In an emailed statement to the Sun, Cr Grove welcomed what he called the federal government’s ‘‘visionary approach’’ that he said would see western Sydney ‘‘take its rightful place as the centre of growth in Australia’’.
‘‘This was not an easy budget for the new government, but they have kept their eye on the ball when it comes to unlocking the potential of western Sydney,’’ Cr Grove said.
‘‘For all the negatives, if we’re getting the funds to build infrastructure that connects western Sydney to the rest of the world, we’re doing okay when it comes to the feds.’’
Cr Grove said the Abbott government should be applauded for allocating $2.9 billion towards roads to connect to the airport site at Badgerys Creek, and for putting $77.8 million over four years towards the establishment of a dedicated western Sydney infrastructure unit to progress the airport.

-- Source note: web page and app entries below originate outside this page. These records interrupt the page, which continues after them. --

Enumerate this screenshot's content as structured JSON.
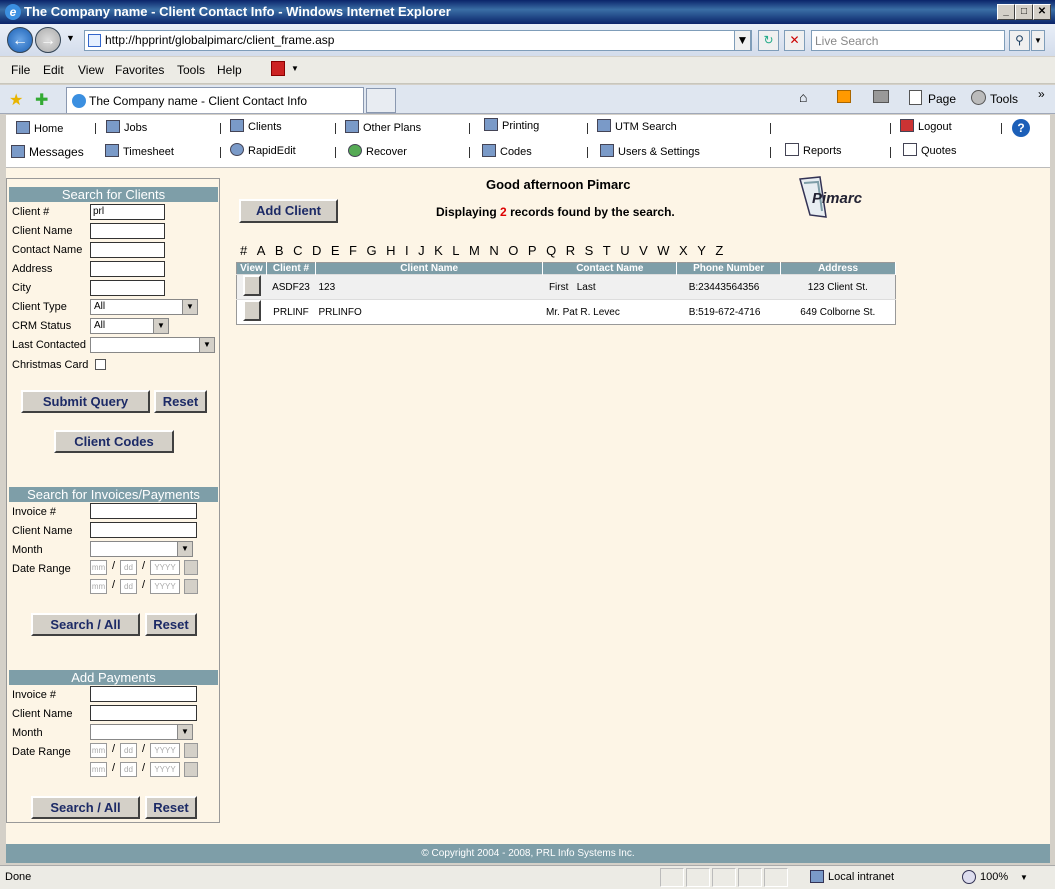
{
  "window": {
    "title": "The Company name - Client Contact Info - Windows Internet Explorer"
  },
  "browser": {
    "address": "http://hpprint/globalpimarc/client_frame.asp",
    "search_placeholder": "Live Search",
    "menu": [
      "File",
      "Edit",
      "View",
      "Favorites",
      "Tools",
      "Help"
    ],
    "tab_title": "The Company name - Client Contact Info",
    "tab_tools": [
      "Page",
      "Tools"
    ],
    "status_text": "Done",
    "zone": "Local intranet",
    "zoom": "100%"
  },
  "nav": {
    "row1": [
      "Home",
      "Jobs",
      "Clients",
      "Other Plans",
      "Printing",
      "UTM Search",
      "Logout"
    ],
    "row2": [
      "Messages",
      "Timesheet",
      "RapidEdit",
      "Recover",
      "Codes",
      "Users & Settings",
      "Reports",
      "Quotes"
    ]
  },
  "search_clients": {
    "heading": "Search for Clients",
    "labels": [
      "Client #",
      "Client Name",
      "Contact Name",
      "Address",
      "City",
      "Client Type",
      "CRM Status",
      "Last Contacted",
      "Christmas Card"
    ],
    "client_num_value": "prl",
    "client_type_value": "All",
    "crm_status_value": "All",
    "submit_label": "Submit Query",
    "reset_label": "Reset",
    "codes_label": "Client Codes"
  },
  "search_invoices": {
    "heading": "Search for Invoices/Payments",
    "labels": [
      "Invoice #",
      "Client Name",
      "Month",
      "Date Range"
    ],
    "date_mm": "mm",
    "date_dd": "dd",
    "date_yyyy": "YYYY",
    "search_label": "Search / All",
    "reset_label": "Reset"
  },
  "add_payments": {
    "heading": "Add Payments",
    "labels": [
      "Invoice #",
      "Client Name",
      "Month",
      "Date Range"
    ],
    "search_label": "Search / All",
    "reset_label": "Reset"
  },
  "main": {
    "greeting": "Good afternoon Pimarc",
    "display_prefix": "Displaying",
    "record_count": "2",
    "display_suffix": "records found by the search.",
    "add_client_label": "Add Client",
    "logo_text": "Pimarc",
    "alphabet": [
      "#",
      "A",
      "B",
      "C",
      "D",
      "E",
      "F",
      "G",
      "H",
      "I",
      "J",
      "K",
      "L",
      "M",
      "N",
      "O",
      "P",
      "Q",
      "R",
      "S",
      "T",
      "U",
      "V",
      "W",
      "X",
      "Y",
      "Z"
    ]
  },
  "results": {
    "columns": [
      "View",
      "Client #",
      "Client Name",
      "Contact Name",
      "Phone Number",
      "Address"
    ],
    "rows": [
      {
        "client_num": "ASDF23",
        "client_name": "123",
        "contact": "First   Last",
        "phone": "B:23443564356",
        "address": "123 Client St."
      },
      {
        "client_num": "PRLINF",
        "client_name": "PRLINFO",
        "contact": "Mr. Pat R. Levec",
        "phone": "B:519-672-4716",
        "address": "649 Colborne St."
      }
    ]
  },
  "footer": {
    "copyright": "© Copyright 2004 - 2008, PRL Info Systems Inc."
  }
}
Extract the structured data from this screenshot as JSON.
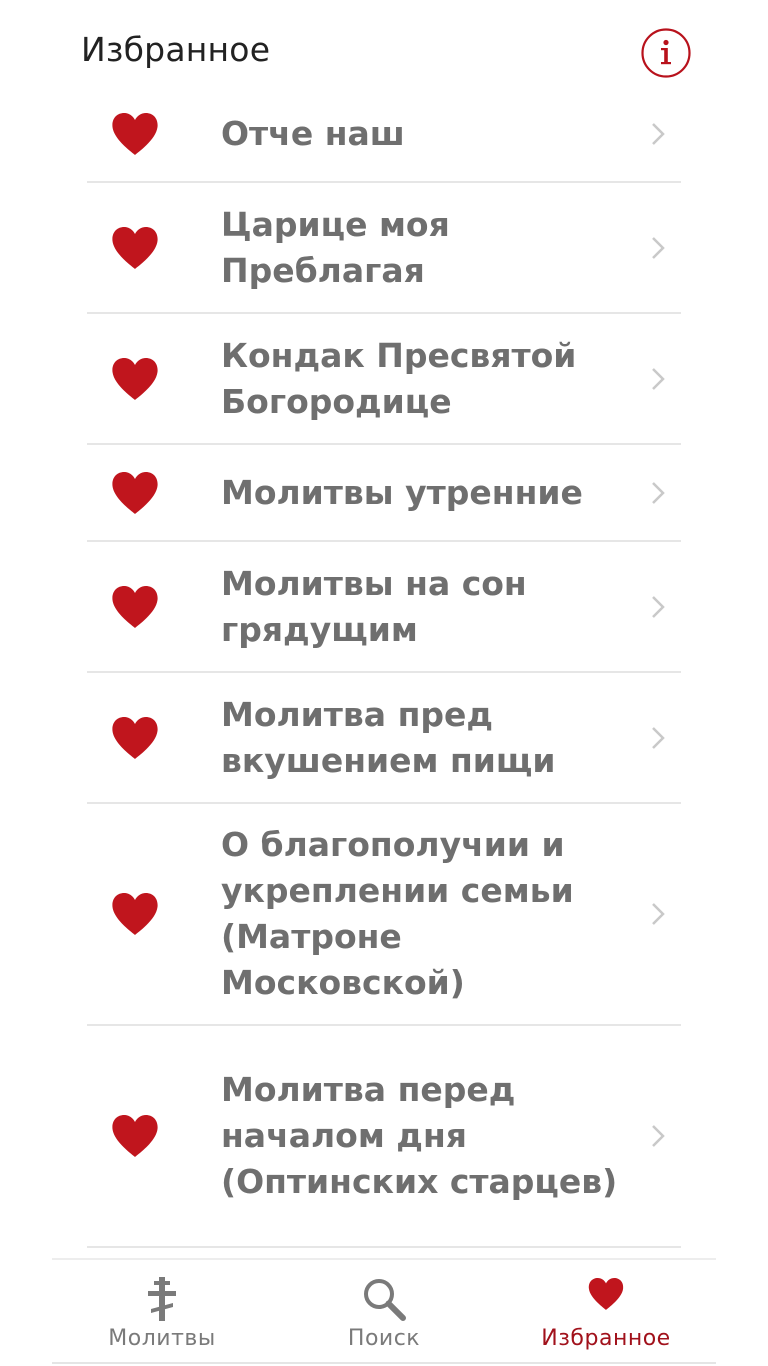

He says the government also deserves credit for ‘‘putting their money where their mouth is” and backing Stage 2 of the WestConnex project with $1.5 billion and a $2 billion concessional loan.
But Labor’s Greg Cummings told the Sun he was concerned about budget changes to Medicare and a lack of focus on jobs creation.
‘‘I’m concerned with the charge now for Medicare, that will affect our local residents. I don’t mind the infrastructure, but what we really need is jobs and I don’t see how in the long-term this is going to generate jobs,’’ Cr Cummings said.
‘‘Thirty per cent of school leavers in the western suburbs don’t complete their HSC.’’
Cr Cummings said a tightening of Newstart eligibility would have flow-on effects for families.
‘‘All it’s going to do is force them to stay home longer with mum and dad. Unless there can be some incentives for jobs creation for school leavers, we’re going to have a lost generation stuck in no man’s land. For the great country we have got, I think we could be doing a lot more.”
An organiser for the Australian Manufacturing Workers’ Union, Cr Cummings said he visited two manufacturing companies yesterday that were offering workers voluntary redundancies. One, a company that manufactures meters for reading electricity consumption, will cease manufacturing next year.
‘‘That’s the biggest issue I see for Australia. Where are the semi-skilled and unskilled going to get work? They can’t all work in the retail and service industries.
‘‘If all we’re going to do is import goods and not manufacture ourselves, what do you get? A large shed and a couple of forklift drivers? We need jobs.’’